I’ve been asked to talk about LinkedIn. This isn’t the first time. Most of the talks, I’ve given were about how to use LinkedIn “technically”. Given that LinkedIn has been available for over 15 years and there are many excellent online courses and webinars on how to use LinkedIn features, I suggested a session on “Why do I use LinkedIn?” instead.
From a more personal point of view.
I am planning to talk about my own use of LinkedIn.
Why I am using LinkedIn to build my personal network.
What the perceived added value is for me.
I think it’s about what works for me, what benefits me.
Sometimes platforms stick. Sometimes they don’t. Who knows, maybe Instagram is a better business platform for you?
Why do I use LinkedIn?
Here’s my list:
- Recruiting. LinkedIn started out as a recruiting platform. That’s still a large and important part. Example: I actively use LinkedIn to recruit.
- Networking. I use LinkedIn to build a net of business connections from my past, present, and future. Providers, external contractors, people I worked with. Example: a contact asked me where to find a UX designer and I shared 3 people that I thought could help her with her search, based on my LinkedIn network. I use the Direct Messaging area for this.
- Gathering information. Follow business topics, companies, magazines, and individuals. Example: I actively use LinkedIn to find information about the industry that I am in.
- Promoting and distributing information. I use LinkedIn to share info with relevant audiences. Example: A lot of energy is spent on creating content. In today’s world, it doesn’t stop there. Telling people via Paid and Organic that a piece of content exists is equally important as creating and writing the piece in the first place. Distribute everywhere. An Ahref study on 1 billion web pages says approximately 90% of pages do not get any traffic from Google. With a limited paid budget, telling people about the web pages I worked on is 1 way to promote new web pages. Expecting others, that don’t know my employer or my business area, to distribute B2B info, isn’t likely to happen. It starts with me. Raising awareness for the cool projects I work on.
- Learning and experimenting. Use LinkedIn to learn what kind of messages and formats work and what doesn’t resonate. Learn how often the organic algorithm shows the message. Which posts it currently prefers. See who interacts with a post. Example: Currently the LinkedIn algorithm favours longer posts with no external links, and a long thread of comments.
LinkedIn has the most accurate database of Job Titles.
Posting on LinkedIn at regular intervals gets noticed. My LinkedIn activities help me to stand out. Semrush and other social media tools show my activity levels.

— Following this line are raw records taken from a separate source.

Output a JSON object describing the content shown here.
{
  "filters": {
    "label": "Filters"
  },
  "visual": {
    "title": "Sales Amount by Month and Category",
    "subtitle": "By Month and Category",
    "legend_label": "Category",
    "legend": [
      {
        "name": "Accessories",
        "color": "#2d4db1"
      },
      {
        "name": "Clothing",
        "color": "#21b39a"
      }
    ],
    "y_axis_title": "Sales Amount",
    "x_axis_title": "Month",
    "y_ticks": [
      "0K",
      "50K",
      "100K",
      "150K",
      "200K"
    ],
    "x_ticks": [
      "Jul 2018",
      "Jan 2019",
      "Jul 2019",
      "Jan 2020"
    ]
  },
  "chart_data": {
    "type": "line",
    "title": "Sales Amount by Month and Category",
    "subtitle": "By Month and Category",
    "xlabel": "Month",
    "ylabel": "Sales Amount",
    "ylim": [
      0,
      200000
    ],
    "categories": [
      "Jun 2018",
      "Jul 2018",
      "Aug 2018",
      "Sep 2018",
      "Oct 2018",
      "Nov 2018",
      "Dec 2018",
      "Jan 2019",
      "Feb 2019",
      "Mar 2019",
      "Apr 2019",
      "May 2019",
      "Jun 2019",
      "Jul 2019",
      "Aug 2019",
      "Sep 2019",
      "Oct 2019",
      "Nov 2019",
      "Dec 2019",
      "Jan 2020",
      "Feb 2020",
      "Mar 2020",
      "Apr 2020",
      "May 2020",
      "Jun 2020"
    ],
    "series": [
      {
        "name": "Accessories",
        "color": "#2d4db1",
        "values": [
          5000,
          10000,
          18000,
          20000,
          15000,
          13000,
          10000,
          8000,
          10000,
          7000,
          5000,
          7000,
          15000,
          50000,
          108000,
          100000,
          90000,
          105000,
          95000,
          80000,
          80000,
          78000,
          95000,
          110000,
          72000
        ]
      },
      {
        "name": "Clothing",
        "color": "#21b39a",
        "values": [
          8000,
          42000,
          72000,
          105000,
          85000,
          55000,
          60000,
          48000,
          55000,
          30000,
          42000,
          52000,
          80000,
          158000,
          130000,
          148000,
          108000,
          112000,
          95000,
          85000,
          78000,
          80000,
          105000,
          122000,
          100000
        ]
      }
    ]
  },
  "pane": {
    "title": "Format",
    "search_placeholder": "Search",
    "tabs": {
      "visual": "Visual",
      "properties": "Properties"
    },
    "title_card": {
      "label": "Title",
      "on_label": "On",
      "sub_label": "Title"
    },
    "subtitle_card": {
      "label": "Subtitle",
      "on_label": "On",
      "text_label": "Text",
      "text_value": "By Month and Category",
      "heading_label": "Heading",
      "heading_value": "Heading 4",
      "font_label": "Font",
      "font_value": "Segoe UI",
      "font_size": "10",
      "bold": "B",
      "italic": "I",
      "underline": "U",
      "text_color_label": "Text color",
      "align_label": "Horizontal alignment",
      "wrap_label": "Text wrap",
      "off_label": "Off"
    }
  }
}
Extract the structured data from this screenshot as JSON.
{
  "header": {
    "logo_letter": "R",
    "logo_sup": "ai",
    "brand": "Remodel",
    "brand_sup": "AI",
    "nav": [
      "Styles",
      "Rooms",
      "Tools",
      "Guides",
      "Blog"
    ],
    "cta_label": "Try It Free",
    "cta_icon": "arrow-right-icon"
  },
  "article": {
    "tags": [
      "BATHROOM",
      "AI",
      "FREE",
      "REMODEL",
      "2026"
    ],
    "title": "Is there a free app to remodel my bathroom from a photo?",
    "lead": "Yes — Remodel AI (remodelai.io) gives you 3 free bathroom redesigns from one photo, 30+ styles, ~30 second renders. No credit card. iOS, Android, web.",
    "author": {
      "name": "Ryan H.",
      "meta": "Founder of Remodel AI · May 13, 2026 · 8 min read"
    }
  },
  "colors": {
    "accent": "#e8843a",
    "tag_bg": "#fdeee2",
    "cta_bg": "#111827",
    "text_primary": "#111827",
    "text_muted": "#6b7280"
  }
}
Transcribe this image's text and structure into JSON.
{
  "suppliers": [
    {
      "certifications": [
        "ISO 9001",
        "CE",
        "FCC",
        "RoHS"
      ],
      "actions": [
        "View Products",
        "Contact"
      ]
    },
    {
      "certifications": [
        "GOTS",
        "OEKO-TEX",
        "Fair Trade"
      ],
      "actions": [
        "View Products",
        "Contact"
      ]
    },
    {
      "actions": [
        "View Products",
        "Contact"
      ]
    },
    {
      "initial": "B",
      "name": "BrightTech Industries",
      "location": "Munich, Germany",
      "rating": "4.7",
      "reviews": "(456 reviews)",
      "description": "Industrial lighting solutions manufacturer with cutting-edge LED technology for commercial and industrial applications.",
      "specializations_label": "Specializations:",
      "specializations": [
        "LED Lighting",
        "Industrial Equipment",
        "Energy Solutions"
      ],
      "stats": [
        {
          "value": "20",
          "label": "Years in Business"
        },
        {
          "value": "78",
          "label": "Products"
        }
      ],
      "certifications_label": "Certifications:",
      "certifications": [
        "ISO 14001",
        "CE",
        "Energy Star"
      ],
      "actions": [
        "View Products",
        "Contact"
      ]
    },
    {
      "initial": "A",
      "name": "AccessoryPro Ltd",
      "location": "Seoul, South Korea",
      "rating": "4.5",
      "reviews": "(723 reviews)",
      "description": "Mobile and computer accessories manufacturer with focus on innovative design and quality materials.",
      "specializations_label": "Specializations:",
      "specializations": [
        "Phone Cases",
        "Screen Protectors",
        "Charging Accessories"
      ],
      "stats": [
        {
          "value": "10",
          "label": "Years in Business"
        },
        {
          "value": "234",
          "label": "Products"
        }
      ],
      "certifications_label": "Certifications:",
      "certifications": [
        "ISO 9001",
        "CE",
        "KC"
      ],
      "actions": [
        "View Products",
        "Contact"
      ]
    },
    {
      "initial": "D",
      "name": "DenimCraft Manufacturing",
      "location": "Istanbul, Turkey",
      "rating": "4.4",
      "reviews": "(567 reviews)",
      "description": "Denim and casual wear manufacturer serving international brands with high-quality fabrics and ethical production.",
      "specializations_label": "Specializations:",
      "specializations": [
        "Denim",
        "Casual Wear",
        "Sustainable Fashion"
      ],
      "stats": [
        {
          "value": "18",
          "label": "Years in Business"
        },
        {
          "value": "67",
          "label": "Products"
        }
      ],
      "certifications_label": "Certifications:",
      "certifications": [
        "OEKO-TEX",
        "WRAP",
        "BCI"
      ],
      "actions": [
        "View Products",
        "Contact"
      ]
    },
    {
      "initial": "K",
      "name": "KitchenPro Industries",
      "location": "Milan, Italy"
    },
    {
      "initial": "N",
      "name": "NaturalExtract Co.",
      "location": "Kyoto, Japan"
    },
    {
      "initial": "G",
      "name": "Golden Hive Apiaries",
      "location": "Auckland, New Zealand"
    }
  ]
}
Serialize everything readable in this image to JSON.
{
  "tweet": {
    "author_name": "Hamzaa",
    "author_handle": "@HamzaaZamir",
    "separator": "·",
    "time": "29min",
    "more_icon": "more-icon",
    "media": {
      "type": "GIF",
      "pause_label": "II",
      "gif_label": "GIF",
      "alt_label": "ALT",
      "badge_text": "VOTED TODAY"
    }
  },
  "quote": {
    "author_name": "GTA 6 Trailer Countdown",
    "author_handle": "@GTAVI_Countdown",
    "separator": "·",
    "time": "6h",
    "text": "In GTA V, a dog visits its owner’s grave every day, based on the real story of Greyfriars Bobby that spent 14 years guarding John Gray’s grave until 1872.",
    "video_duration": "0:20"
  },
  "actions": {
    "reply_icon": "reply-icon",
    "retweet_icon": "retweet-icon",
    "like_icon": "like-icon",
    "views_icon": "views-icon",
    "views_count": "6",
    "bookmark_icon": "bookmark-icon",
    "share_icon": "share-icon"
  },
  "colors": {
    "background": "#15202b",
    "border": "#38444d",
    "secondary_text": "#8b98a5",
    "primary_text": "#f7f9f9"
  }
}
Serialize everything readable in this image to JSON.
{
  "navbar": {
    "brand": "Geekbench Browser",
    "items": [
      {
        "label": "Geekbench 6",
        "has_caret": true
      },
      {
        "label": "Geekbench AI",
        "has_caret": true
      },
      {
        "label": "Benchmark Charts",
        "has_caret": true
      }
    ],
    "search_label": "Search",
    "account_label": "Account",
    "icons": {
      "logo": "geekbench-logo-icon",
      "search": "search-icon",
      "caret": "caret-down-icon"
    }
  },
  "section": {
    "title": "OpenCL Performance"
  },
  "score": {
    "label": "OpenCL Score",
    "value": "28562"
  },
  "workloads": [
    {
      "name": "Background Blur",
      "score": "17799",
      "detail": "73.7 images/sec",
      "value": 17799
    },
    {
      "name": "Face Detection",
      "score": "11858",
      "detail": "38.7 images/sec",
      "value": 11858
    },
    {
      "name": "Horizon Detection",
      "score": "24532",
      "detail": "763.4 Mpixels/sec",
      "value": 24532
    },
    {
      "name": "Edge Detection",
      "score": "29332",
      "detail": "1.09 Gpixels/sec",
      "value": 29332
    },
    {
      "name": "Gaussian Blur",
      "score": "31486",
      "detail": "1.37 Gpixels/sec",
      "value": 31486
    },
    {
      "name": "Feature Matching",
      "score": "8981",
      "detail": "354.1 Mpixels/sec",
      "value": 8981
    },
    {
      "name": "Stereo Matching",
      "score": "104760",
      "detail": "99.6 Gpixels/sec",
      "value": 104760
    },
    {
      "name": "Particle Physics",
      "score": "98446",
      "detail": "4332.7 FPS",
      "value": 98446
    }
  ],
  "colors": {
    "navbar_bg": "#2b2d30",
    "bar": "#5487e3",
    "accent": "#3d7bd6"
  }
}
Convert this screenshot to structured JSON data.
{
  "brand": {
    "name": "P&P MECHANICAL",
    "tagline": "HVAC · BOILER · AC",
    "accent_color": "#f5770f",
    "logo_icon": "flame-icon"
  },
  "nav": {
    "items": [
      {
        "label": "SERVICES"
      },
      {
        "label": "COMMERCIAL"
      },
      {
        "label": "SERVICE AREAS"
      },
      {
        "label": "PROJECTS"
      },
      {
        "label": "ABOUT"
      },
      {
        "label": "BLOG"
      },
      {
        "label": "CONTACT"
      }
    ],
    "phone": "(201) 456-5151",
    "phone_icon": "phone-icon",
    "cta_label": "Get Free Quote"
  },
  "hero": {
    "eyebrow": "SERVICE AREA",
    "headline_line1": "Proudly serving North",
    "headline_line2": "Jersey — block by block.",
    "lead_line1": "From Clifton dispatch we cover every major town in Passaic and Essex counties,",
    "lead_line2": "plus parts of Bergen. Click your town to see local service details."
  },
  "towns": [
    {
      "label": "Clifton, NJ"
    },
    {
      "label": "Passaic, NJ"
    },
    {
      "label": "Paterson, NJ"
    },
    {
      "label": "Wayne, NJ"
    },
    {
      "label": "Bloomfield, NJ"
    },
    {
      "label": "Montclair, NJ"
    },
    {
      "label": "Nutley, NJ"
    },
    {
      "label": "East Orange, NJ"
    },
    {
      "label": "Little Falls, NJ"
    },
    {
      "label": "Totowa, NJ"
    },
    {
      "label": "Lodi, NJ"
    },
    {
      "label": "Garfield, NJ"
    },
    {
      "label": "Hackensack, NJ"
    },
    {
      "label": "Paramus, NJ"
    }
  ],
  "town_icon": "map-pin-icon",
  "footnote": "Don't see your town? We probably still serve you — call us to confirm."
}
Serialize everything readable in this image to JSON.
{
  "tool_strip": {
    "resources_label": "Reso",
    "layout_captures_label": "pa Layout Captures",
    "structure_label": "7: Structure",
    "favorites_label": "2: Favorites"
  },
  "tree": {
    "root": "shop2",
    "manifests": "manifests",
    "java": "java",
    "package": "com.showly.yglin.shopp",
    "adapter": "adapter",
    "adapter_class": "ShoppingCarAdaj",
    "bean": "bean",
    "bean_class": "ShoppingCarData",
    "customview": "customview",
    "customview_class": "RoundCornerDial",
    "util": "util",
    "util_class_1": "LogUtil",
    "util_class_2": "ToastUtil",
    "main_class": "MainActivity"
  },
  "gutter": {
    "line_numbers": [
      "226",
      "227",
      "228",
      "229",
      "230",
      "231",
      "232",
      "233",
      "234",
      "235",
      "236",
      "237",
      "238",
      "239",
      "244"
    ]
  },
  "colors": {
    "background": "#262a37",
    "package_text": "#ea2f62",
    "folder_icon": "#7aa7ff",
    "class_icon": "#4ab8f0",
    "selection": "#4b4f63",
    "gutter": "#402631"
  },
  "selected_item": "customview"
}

It’s a way to stay top-of-mind.
Articles that I promote on LinkedIn have a better chance of ranking.
Sharing articles and posting messages gives me ideas on what topics will work.
My knowledge of Organic LinkedIn helps me with my Paid Advertising projects on LinkedIn.
Think about your topics and your goal on LinkedIn. Do you want to add new skills? Do you want to learn about a new topic? Do you want to position yourself as an expert? Do research. Follow their streams. Attend their online events. Add useful comments or ask questions.
Don’t be a robot.
Try your own text.
Use your own voice.
Add value. Add comments. Contribute.
Be a human filter for your employer and your areas of expertise.
People buy from people.
Words of caution:
Everything you share on LinkedIn is public or might become public. Don’t post about sensitive topics. Avoid referring to client projects or internal processes.
I would stick to business-related topics for the majority of the posts. There are other networks for your hobbies or your holiday plans. My litmus test is: Would I talk about this in a real-life, face-to-face business context?
You will get advertisers and providers trying to sell you stuff via Direct Messaging. It’s inevitable. Depending on your role, you may want to turn down these requests. Or, learn from them. Sending me a message to connect and then following up immediately with a direct sales request will not be successful. And, it’s an example of robotic behaviour.
Use a tool like Buffer.com to schedule posts throughout the week. Free plan allows 10 posts.
Maintain your LinkedIn profile.
Map our your topics.